What is hemolytic uremic syndrome?

Hemolytic uremic syndrome, or HUS, is a medical condition that affects the smallest blood vessels in different organs causing them to be blocked. This leads to destruction of red blood cells (hemolytic anemia) and reduction in the clotting cells called platelets (thrombocytopenia). Organs most commonly affected include the kidneys (kidney failure) and the brain (confusion, seizures).

HUS was previously grouped with another diagnosis called thrombocytopenic thrombotic purpura (TTP) and referred to as “HUS/TTP” because they had similar symptoms. However, it is now known that they are separate diseases and should not be confused. The term “HUS” is not reserved for the process described below when it is caused by an infection of the GI tract with E coli. Other causes of this presentation are referred to as “atypical” HUS, and make up less than 10% of cases.

Hemolytic uremic syndrome is a common cause of acute kidney injury in children.

Who is most at risk for hemolytic uremic syndrome?

Those who are more likely to develop hemolytic uremic syndrome are:

  • Children younger than five years old
  • Individuals who eat undercooked meat or unpasteurized milk
  • Individuals with direct contact with someone who has diarrhea due to one of the above infections

What causes hemolytic uremic syndrome?

Hemolytic uremic syndrome affects both children and adults who developed an infection of their digestive system by a specific strain of Escherichia coli (E. coli, O157:H7) that produces a chemical called shiga toxin or less commonly a strain of shigella called Shigella dysenteriae type 1. E. coli. Not all E. coli is toxic; in fact, there are types of _E. coli bacteria in the intestines that are good and actually help digestion. E. Coli O157:H7 _produces toxins in the intestines that cause diarrhea, travel into the bloodstream, destroy red blood cells, and damage the kidneys.

This toxic strain of E.coli enters the body when a child or adult eats spoiled, undercooked, or poorly processed foods, such as:

  • Undercooked meat (usually ground beef)
  • Milk or fruit juices that have not been pasteurized, a heating process to kill germs
  • Unwashed, contaminated raw fruits and vegetables

Not washing hands well after contact with farm animals and exposure to unclean water in swimming pools or lakes can also be a source of E. coli O157:H7 bacteria.

The diarrhea caused by these bacteria is severe and often bloody.

What are the symptoms of hemolytic uremic syndrome?

Symptoms of E. coli gastroenteritis are:

  • Diarrhea (usually bloody)
  • Fever
  • Stomach pain
  • Vomiting

Having diarrhea does not mean you have HUS. There are many causes of bloody diarrhea.
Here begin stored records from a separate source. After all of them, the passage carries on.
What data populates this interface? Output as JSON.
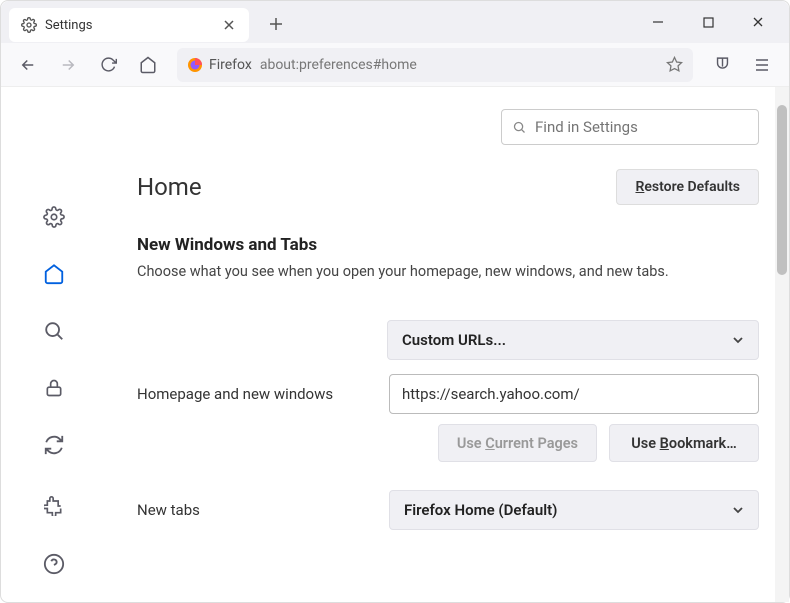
{
  "tab": {
    "title": "Settings"
  },
  "urlbar": {
    "product": "Firefox",
    "address": "about:preferences#home"
  },
  "search": {
    "placeholder": "Find in Settings"
  },
  "page": {
    "title": "Home",
    "restore_label": "Restore Defaults",
    "restore_accesskey": "R"
  },
  "section": {
    "title": "New Windows and Tabs",
    "desc": "Choose what you see when you open your homepage, new windows, and new tabs."
  },
  "homepage": {
    "label": "Homepage and new windows",
    "dropdown_value": "Custom URLs...",
    "url_value": "https://search.yahoo.com/",
    "use_current_label": "Use Current Pages",
    "use_current_accesskey": "C",
    "use_bookmark_label": "Use Bookmark…",
    "use_bookmark_accesskey": "B"
  },
  "newtabs": {
    "label": "New tabs",
    "dropdown_value": "Firefox Home (Default)"
  }
}
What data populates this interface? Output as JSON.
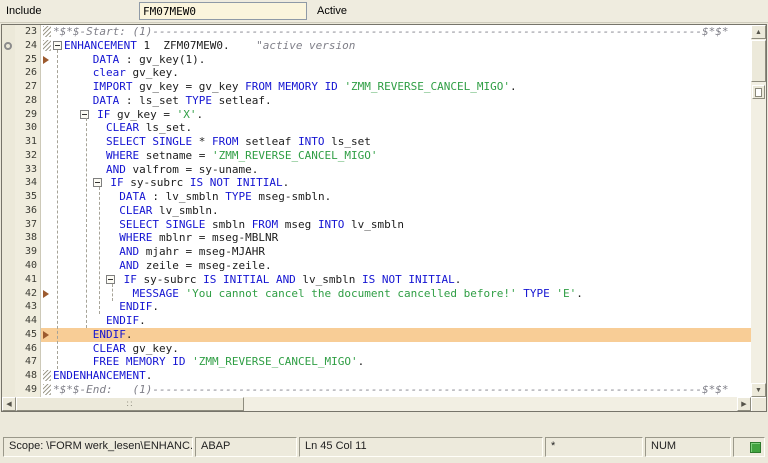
{
  "colors": {
    "keyword": "#1414d2",
    "string": "#2f9e44",
    "comment": "#7f7f88",
    "highlight": "#f8cd96"
  },
  "header": {
    "include_label": "Include",
    "include_value": "FM07MEW0",
    "active_label": "Active"
  },
  "editor": {
    "lines": [
      {
        "n": "23",
        "m": "hatch",
        "tokens": [
          {
            "c": "cmt",
            "t": "*$*$-Start: (1)-----------------------------------------------------------------------------------$*$*"
          }
        ]
      },
      {
        "n": "24",
        "m": "hatch",
        "icon": true,
        "tokens": [
          {
            "c": "fold"
          },
          {
            "c": "kw",
            "t": "ENHANCEMENT"
          },
          {
            "c": "pln",
            "t": " 1  ZFM07MEW0.    "
          },
          {
            "c": "cmt",
            "t": "\"active version"
          }
        ]
      },
      {
        "n": "25",
        "m": "arrow",
        "tokens": [
          {
            "c": "pln",
            "t": "      "
          },
          {
            "c": "kw",
            "t": "DATA"
          },
          {
            "c": "pln",
            "t": " : gv_key(1)."
          }
        ]
      },
      {
        "n": "26",
        "tokens": [
          {
            "c": "pln",
            "t": "      "
          },
          {
            "c": "kw",
            "t": "clear"
          },
          {
            "c": "pln",
            "t": " gv_key."
          }
        ]
      },
      {
        "n": "27",
        "tokens": [
          {
            "c": "pln",
            "t": "      "
          },
          {
            "c": "kw",
            "t": "IMPORT"
          },
          {
            "c": "pln",
            "t": " gv_key = gv_key "
          },
          {
            "c": "kw",
            "t": "FROM MEMORY ID"
          },
          {
            "c": "pln",
            "t": " "
          },
          {
            "c": "str",
            "t": "'ZMM_REVERSE_CANCEL_MIGO'"
          },
          {
            "c": "pln",
            "t": "."
          }
        ]
      },
      {
        "n": "28",
        "tokens": [
          {
            "c": "pln",
            "t": "      "
          },
          {
            "c": "kw",
            "t": "DATA"
          },
          {
            "c": "pln",
            "t": " : ls_set "
          },
          {
            "c": "kw",
            "t": "TYPE"
          },
          {
            "c": "pln",
            "t": " setleaf."
          }
        ]
      },
      {
        "n": "29",
        "tokens": [
          {
            "c": "pln",
            "t": "    "
          },
          {
            "c": "fold"
          },
          {
            "c": "pln",
            "t": " "
          },
          {
            "c": "kw",
            "t": "IF"
          },
          {
            "c": "pln",
            "t": " gv_key = "
          },
          {
            "c": "str",
            "t": "'X'"
          },
          {
            "c": "pln",
            "t": "."
          }
        ]
      },
      {
        "n": "30",
        "tokens": [
          {
            "c": "pln",
            "t": "        "
          },
          {
            "c": "kw",
            "t": "CLEAR"
          },
          {
            "c": "pln",
            "t": " ls_set."
          }
        ]
      },
      {
        "n": "31",
        "tokens": [
          {
            "c": "pln",
            "t": "        "
          },
          {
            "c": "kw",
            "t": "SELECT SINGLE"
          },
          {
            "c": "pln",
            "t": " * "
          },
          {
            "c": "kw",
            "t": "FROM"
          },
          {
            "c": "pln",
            "t": " setleaf "
          },
          {
            "c": "kw",
            "t": "INTO"
          },
          {
            "c": "pln",
            "t": " ls_set"
          }
        ]
      },
      {
        "n": "32",
        "tokens": [
          {
            "c": "pln",
            "t": "        "
          },
          {
            "c": "kw",
            "t": "WHERE"
          },
          {
            "c": "pln",
            "t": " setname = "
          },
          {
            "c": "str",
            "t": "'ZMM_REVERSE_CANCEL_MIGO'"
          }
        ]
      },
      {
        "n": "33",
        "tokens": [
          {
            "c": "pln",
            "t": "        "
          },
          {
            "c": "kw",
            "t": "AND"
          },
          {
            "c": "pln",
            "t": " valfrom = sy-uname."
          }
        ]
      },
      {
        "n": "34",
        "tokens": [
          {
            "c": "pln",
            "t": "      "
          },
          {
            "c": "fold"
          },
          {
            "c": "pln",
            "t": " "
          },
          {
            "c": "kw",
            "t": "IF"
          },
          {
            "c": "pln",
            "t": " sy-subrc "
          },
          {
            "c": "kw",
            "t": "IS NOT INITIAL"
          },
          {
            "c": "pln",
            "t": "."
          }
        ]
      },
      {
        "n": "35",
        "tokens": [
          {
            "c": "pln",
            "t": "          "
          },
          {
            "c": "kw",
            "t": "DATA"
          },
          {
            "c": "pln",
            "t": " : lv_smbln "
          },
          {
            "c": "kw",
            "t": "TYPE"
          },
          {
            "c": "pln",
            "t": " mseg-smbln."
          }
        ]
      },
      {
        "n": "36",
        "tokens": [
          {
            "c": "pln",
            "t": "          "
          },
          {
            "c": "kw",
            "t": "CLEAR"
          },
          {
            "c": "pln",
            "t": " lv_smbln."
          }
        ]
      },
      {
        "n": "37",
        "tokens": [
          {
            "c": "pln",
            "t": "          "
          },
          {
            "c": "kw",
            "t": "SELECT SINGLE"
          },
          {
            "c": "pln",
            "t": " smbln "
          },
          {
            "c": "kw",
            "t": "FROM"
          },
          {
            "c": "pln",
            "t": " mseg "
          },
          {
            "c": "kw",
            "t": "INTO"
          },
          {
            "c": "pln",
            "t": " lv_smbln"
          }
        ]
      },
      {
        "n": "38",
        "tokens": [
          {
            "c": "pln",
            "t": "          "
          },
          {
            "c": "kw",
            "t": "WHERE"
          },
          {
            "c": "pln",
            "t": " mblnr = mseg-MBLNR"
          }
        ]
      },
      {
        "n": "39",
        "tokens": [
          {
            "c": "pln",
            "t": "          "
          },
          {
            "c": "kw",
            "t": "AND"
          },
          {
            "c": "pln",
            "t": " mjahr = mseg-MJAHR"
          }
        ]
      },
      {
        "n": "40",
        "tokens": [
          {
            "c": "pln",
            "t": "          "
          },
          {
            "c": "kw",
            "t": "AND"
          },
          {
            "c": "pln",
            "t": " zeile = mseg-zeile."
          }
        ]
      },
      {
        "n": "41",
        "tokens": [
          {
            "c": "pln",
            "t": "        "
          },
          {
            "c": "fold"
          },
          {
            "c": "pln",
            "t": " "
          },
          {
            "c": "kw",
            "t": "IF"
          },
          {
            "c": "pln",
            "t": " sy-subrc "
          },
          {
            "c": "kw",
            "t": "IS INITIAL AND"
          },
          {
            "c": "pln",
            "t": " lv_smbln "
          },
          {
            "c": "kw",
            "t": "IS NOT INITIAL"
          },
          {
            "c": "pln",
            "t": "."
          }
        ]
      },
      {
        "n": "42",
        "m": "arrow",
        "tokens": [
          {
            "c": "pln",
            "t": "            "
          },
          {
            "c": "kw",
            "t": "MESSAGE"
          },
          {
            "c": "pln",
            "t": " "
          },
          {
            "c": "str",
            "t": "'You cannot cancel the document cancelled before!'"
          },
          {
            "c": "pln",
            "t": " "
          },
          {
            "c": "kw",
            "t": "TYPE"
          },
          {
            "c": "pln",
            "t": " "
          },
          {
            "c": "str",
            "t": "'E'"
          },
          {
            "c": "pln",
            "t": "."
          }
        ]
      },
      {
        "n": "43",
        "tokens": [
          {
            "c": "pln",
            "t": "          "
          },
          {
            "c": "kw",
            "t": "ENDIF"
          },
          {
            "c": "pln",
            "t": "."
          }
        ]
      },
      {
        "n": "44",
        "tokens": [
          {
            "c": "pln",
            "t": "        "
          },
          {
            "c": "kw",
            "t": "ENDIF"
          },
          {
            "c": "pln",
            "t": "."
          }
        ]
      },
      {
        "n": "45",
        "m": "arrow",
        "highlight": true,
        "tokens": [
          {
            "c": "pln",
            "t": "      "
          },
          {
            "c": "kw",
            "t": "ENDIF"
          },
          {
            "c": "pln",
            "t": "."
          }
        ]
      },
      {
        "n": "46",
        "tokens": [
          {
            "c": "pln",
            "t": "      "
          },
          {
            "c": "kw",
            "t": "CLEAR"
          },
          {
            "c": "pln",
            "t": " gv_key."
          }
        ]
      },
      {
        "n": "47",
        "tokens": [
          {
            "c": "pln",
            "t": "      "
          },
          {
            "c": "kw",
            "t": "FREE MEMORY ID"
          },
          {
            "c": "pln",
            "t": " "
          },
          {
            "c": "str",
            "t": "'ZMM_REVERSE_CANCEL_MIGO'"
          },
          {
            "c": "pln",
            "t": "."
          }
        ]
      },
      {
        "n": "48",
        "m": "hatch",
        "tokens": [
          {
            "c": "kw",
            "t": "ENDENHANCEMENT"
          },
          {
            "c": "pln",
            "t": "."
          }
        ]
      },
      {
        "n": "49",
        "m": "hatch",
        "tokens": [
          {
            "c": "cmt",
            "t": "*$*$-End:   (1)-----------------------------------------------------------------------------------$*$*"
          }
        ]
      }
    ],
    "guides": [
      {
        "start": 25,
        "end": 47,
        "ch": 0.5
      },
      {
        "start": 30,
        "end": 44,
        "ch": 4.8
      },
      {
        "start": 35,
        "end": 43,
        "ch": 6.8
      },
      {
        "start": 42,
        "end": 42,
        "ch": 8.8
      }
    ]
  },
  "statusbar": {
    "scope": "Scope: \\FORM werk_lesen\\ENHANC...",
    "lang": "ABAP",
    "position": "Ln 45 Col 11",
    "modified": "*",
    "numlock": "NUM"
  }
}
But any cause of severe diarrhea (when you cannot stay hydrated or it lasts longer than three days) or any case of bloody diarrhea requires medical attention.

Those people who go on to develop HUS have other symptoms as well. Because the toxins being released in the intestine begin to destroy red blood cells, some people may appear pale and have less energy as the disease progresses. The decrease in red blood cells prevents the body from getting enough oxygen. As the clotting cells called platelets are used up, some people may find that they bruise very easily. Patients may also develop a fever during this process.

If the disease continues to progress and the damaged red blood cells clog the tissue in the kidneys, waste is unable to be filtered and eliminated from the body. This can ultimately lead to acute kidney injury, which has the following signs and symptoms:

  • Decreased urine output
  • Blood in the urine
  • Feeling sick from an increase in the blood toxin levels if this goes on for too long

If the blood vessels in the brain are involved, patients can become confused, sleepy or may even develop seizures.